### Existential Abstraction on Argumentation Frameworks via Clustering

Argumentation in Artificial Intelligence (AI) builds on formal approaches to reasoning argumentatively. Common to many such approaches is to use argumentation frameworks (AFs) as reasoning engines, with AFs being composed of arguments and attacks between arguments, which are instantiated from knowledge bases in a principle-based manner. While representing what can be argued for in an AF provides a conceptually clean way, this process can face challenges arising from generating a large number of arguments, which can act as a barrier to explainability.
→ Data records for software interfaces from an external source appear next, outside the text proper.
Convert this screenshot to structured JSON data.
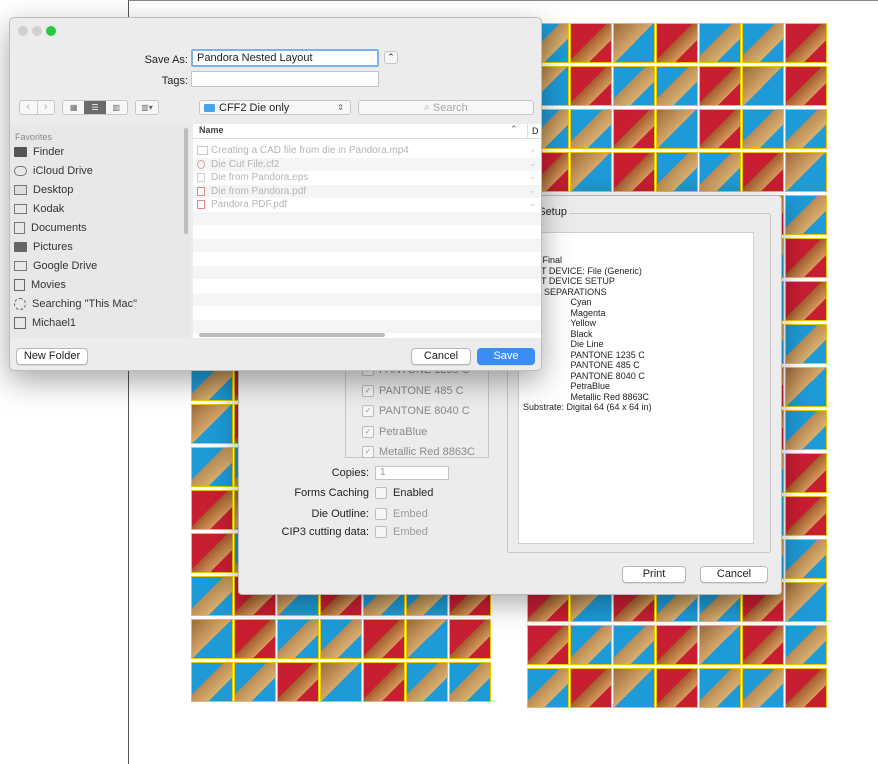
{
  "save_dialog": {
    "save_as_label": "Save As:",
    "save_as_value": "Pandora Nested Layout",
    "tags_label": "Tags:",
    "tags_value": "",
    "location": "CFF2 Die only",
    "search_placeholder": "Search",
    "sidebar_heading": "Favorites",
    "sidebar_items": [
      "Finder",
      "iCloud Drive",
      "Desktop",
      "Kodak",
      "Documents",
      "Pictures",
      "Google Drive",
      "Movies",
      "Searching \"This Mac\"",
      "Michael1"
    ],
    "column_name": "Name",
    "column_d": "D",
    "files": [
      "Creating a CAD file from die in Pandora.mp4",
      "Die Cut File.cf2",
      "Die from Pandora.eps",
      "Die from Pandora.pdf",
      "Pandora PDF.pdf"
    ],
    "new_folder": "New Folder",
    "cancel": "Cancel",
    "save": "Save",
    "accent": "#3a8df5"
  },
  "print_dialog": {
    "group_legend": "ut Setup",
    "setup_text": "ting: Final\nTPUT DEVICE: File (Generic)\nTPUT DEVICE SETUP\nLOR SEPARATIONS\n                   Cyan\n                   Magenta\n                   Yellow\n                   Black\n                   Die Line\n                   PANTONE 1235 C\n                   PANTONE 485 C\n                   PANTONE 8040 C\n                   PetraBlue\n                   Metallic Red 8863C\nSubstrate: Digital 64 (64 x 64 in)",
    "separations": [
      "PANTONE 1235 C",
      "PANTONE 485 C",
      "PANTONE 8040 C",
      "PetraBlue",
      "Metallic Red 8863C"
    ],
    "copies_label": "Copies:",
    "copies_value": "1",
    "forms_caching_label": "Forms Caching",
    "enabled_label": "Enabled",
    "die_outline_label": "Die Outline:",
    "cip3_label": "CIP3 cutting data:",
    "embed_label": "Embed",
    "print": "Print",
    "cancel": "Cancel"
  }
}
Inspired by successful approaches to model checking where the state explosion is mitigated by applying existential abstraction, we study an adaption of existential abstraction in form of clustering arguments in an AF to address an associated "argument explosion". In the paper on which this talk is based on, we provide a foundational investigation of this form of existential abstraction by defining semantics of the resulting clustered AFs, which balance two inherent aspects of existential abstractions: abstracting from concrete AFs and not permitting too much spuriousness (i.e., conclusions that hold on the abstraction but not on the original AF). Moreover, we show properties of clustered AFs, including complexity results, discuss use of clusterings for explaining results of reasoning tasks, and employ the recently introduced methodology of abstraction in answer set programming (ASP) for obtaining and reasoning over clustered AFs.
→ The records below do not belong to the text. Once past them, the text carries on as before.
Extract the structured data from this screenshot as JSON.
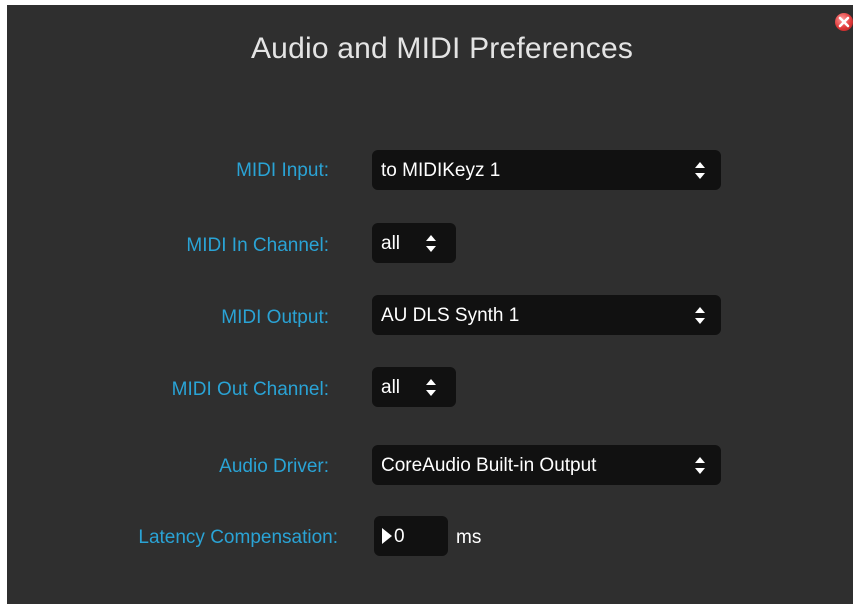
{
  "dialog": {
    "title": "Audio and MIDI Preferences"
  },
  "close_button": {
    "icon": "close-icon",
    "color": "#e03a3a"
  },
  "fields": {
    "midi_input": {
      "label": "MIDI Input:",
      "value": "to MIDIKeyz 1"
    },
    "midi_in_channel": {
      "label": "MIDI In Channel:",
      "value": "all"
    },
    "midi_output": {
      "label": "MIDI Output:",
      "value": "AU DLS Synth 1"
    },
    "midi_out_channel": {
      "label": "MIDI Out Channel:",
      "value": "all"
    },
    "audio_driver": {
      "label": "Audio Driver:",
      "value": "CoreAudio Built-in Output"
    },
    "latency": {
      "label": "Latency Compensation:",
      "value": "0",
      "unit": "ms"
    }
  },
  "colors": {
    "background": "#2f2f2f",
    "label_accent": "#2aa3d5",
    "control_bg": "#111111",
    "text": "#ffffff"
  }
}
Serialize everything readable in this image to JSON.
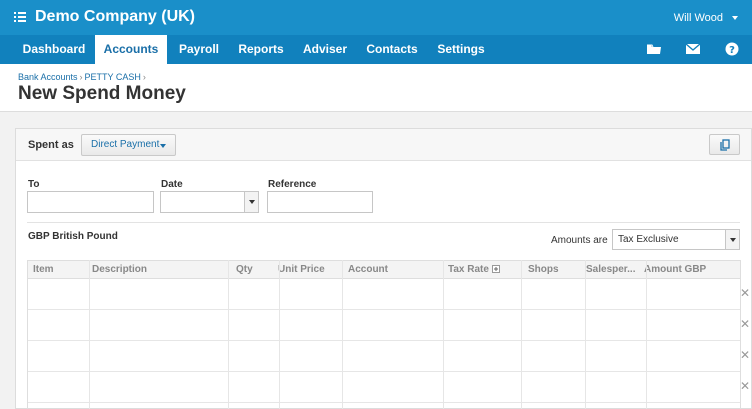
{
  "topbar": {
    "org_name": "Demo Company (UK)",
    "user_name": "Will Wood",
    "org_icon": "org-menu-icon"
  },
  "nav": {
    "tabs": [
      {
        "label": "Dashboard",
        "active": false
      },
      {
        "label": "Accounts",
        "active": true
      },
      {
        "label": "Payroll",
        "active": false
      },
      {
        "label": "Reports",
        "active": false
      },
      {
        "label": "Adviser",
        "active": false
      },
      {
        "label": "Contacts",
        "active": false
      },
      {
        "label": "Settings",
        "active": false
      }
    ],
    "icons": [
      "folder-icon",
      "mail-icon",
      "help-icon"
    ]
  },
  "breadcrumb": {
    "items": [
      "Bank Accounts",
      "PETTY CASH"
    ],
    "separator": "›"
  },
  "page_title": "New Spend Money",
  "form": {
    "spent_as_label": "Spent as",
    "spent_as_value": "Direct Payment",
    "to_label": "To",
    "to_value": "",
    "date_label": "Date",
    "date_value": "",
    "reference_label": "Reference",
    "reference_value": "",
    "currency": "GBP British Pound",
    "amounts_are_label": "Amounts are",
    "amounts_are_value": "Tax Exclusive"
  },
  "table": {
    "columns": [
      "Item",
      "Description",
      "Qty",
      "Unit Price",
      "Account",
      "Tax Rate",
      "Shops",
      "Salesper...",
      "Amount GBP"
    ],
    "rows": [
      [
        "",
        "",
        "",
        "",
        "",
        "",
        "",
        "",
        ""
      ],
      [
        "",
        "",
        "",
        "",
        "",
        "",
        "",
        "",
        ""
      ],
      [
        "",
        "",
        "",
        "",
        "",
        "",
        "",
        "",
        ""
      ],
      [
        "",
        "",
        "",
        "",
        "",
        "",
        "",
        "",
        ""
      ]
    ],
    "delete_symbol": "✕"
  },
  "colors": {
    "topbar": "#1a8fc9",
    "nav": "#1181bd",
    "link": "#1a6fa8"
  }
}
### Utilizing Treewidth for Quantitative Reasoning on Epistemic Logic Programs

Extending the popular answer set programming paradigm by introspective reasoning capacities has received increasing interest within the last years. Particular attention is given to the formalism of epistemic logic programs (ELPs) where standard rules are equipped with modal operators which allow to express conditions on literals for being known or possible, that is, contained in all or some answer sets, respectively. ELPs thus deliver multiple collections of answer sets, known as world views. Employing ELPs for reasoning problems so far has mainly been restricted to standard decision problems (complexity analysis) and enumeration (development of systems) of world views. In this paper, we take a next step and contribute to epistemic logic programming in two ways: First, we establish quantitative reasoning for ELPs, where the acceptance of a certain set of literals depends on the number (proportion) of world views that are compatible with the set. Second, we present a novel system that is capable of efficiently solving the underlying counting problems required to answer such quantitative reasoning problems. Our system exploits the graph-based measure treewidth and works by iteratively finding and refining (graph) abstractions of an ELP program. On top of these abstractions, we apply dynamic programming that is combined with utilizing existing search-based solvers like (e)clingo for hard combinatorial subproblems that appear during solving. It turns out that our approach is competitive with existing systems that were introduced recently.
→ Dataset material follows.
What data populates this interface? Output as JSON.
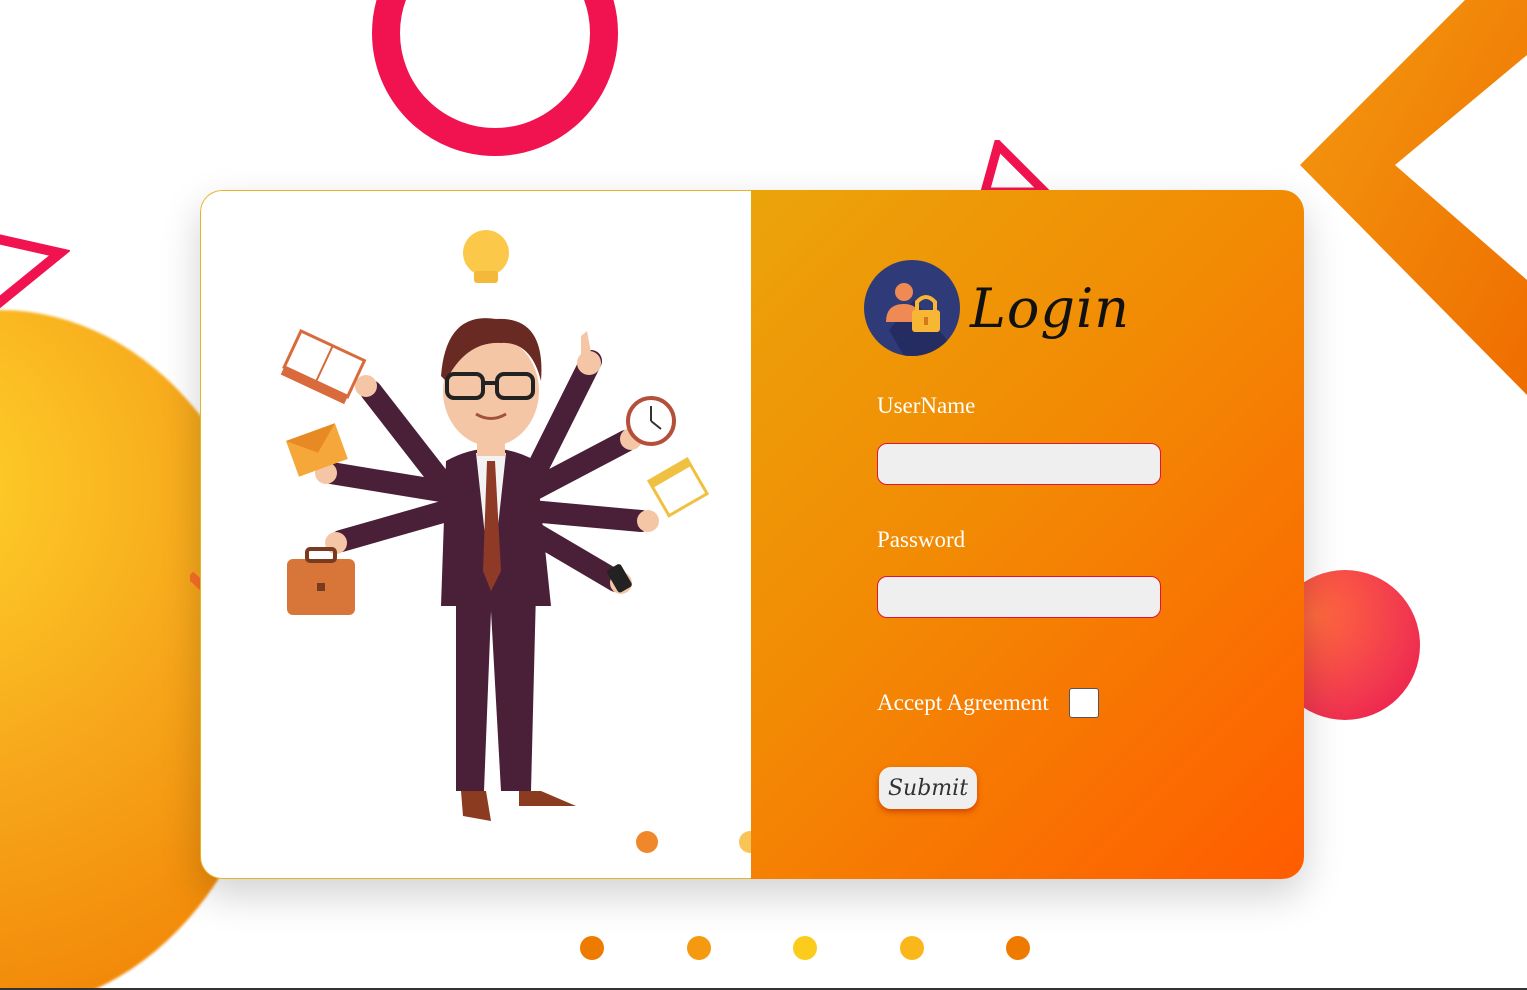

### Approximate Answer Set Counting

Answer Set Programming (ASP) is a framework in artificial intelligence and knowledge representation for declarative modeling and problem solving. Modern ASP solvers focus on the computation or enumeration of answer sets. However, a variety of probabilistic applications in reasoning or logic programming require counting answer sets. While counting can be done by enumeration, simple enumeration becomes immediately infeasible if the number of solutions is high. On the other hand, approaches to exact counting are of high worst-case complexity. In fact, in propositional model counting, exact counting becomes impractical. In this work, we present a scalable approach to approximate counting for ASP. Our approach is based on systematically adding parity (XOR) constraints to ASP programs, which divide the search space. We prove that adding random XOR constraints partitions the answer sets of an ASP program. In practice, we use a Gaussian elimination based approach by lifting ideas from SAT to ASP and integrate it into a state of the art ASP solver.

Finally, our experimental evaluation shows the scalability of our approach over existing ASP systems.**Organization **

- Sarah Gaggl (TU Dresden)
- Johannes Fichte (TU Wien)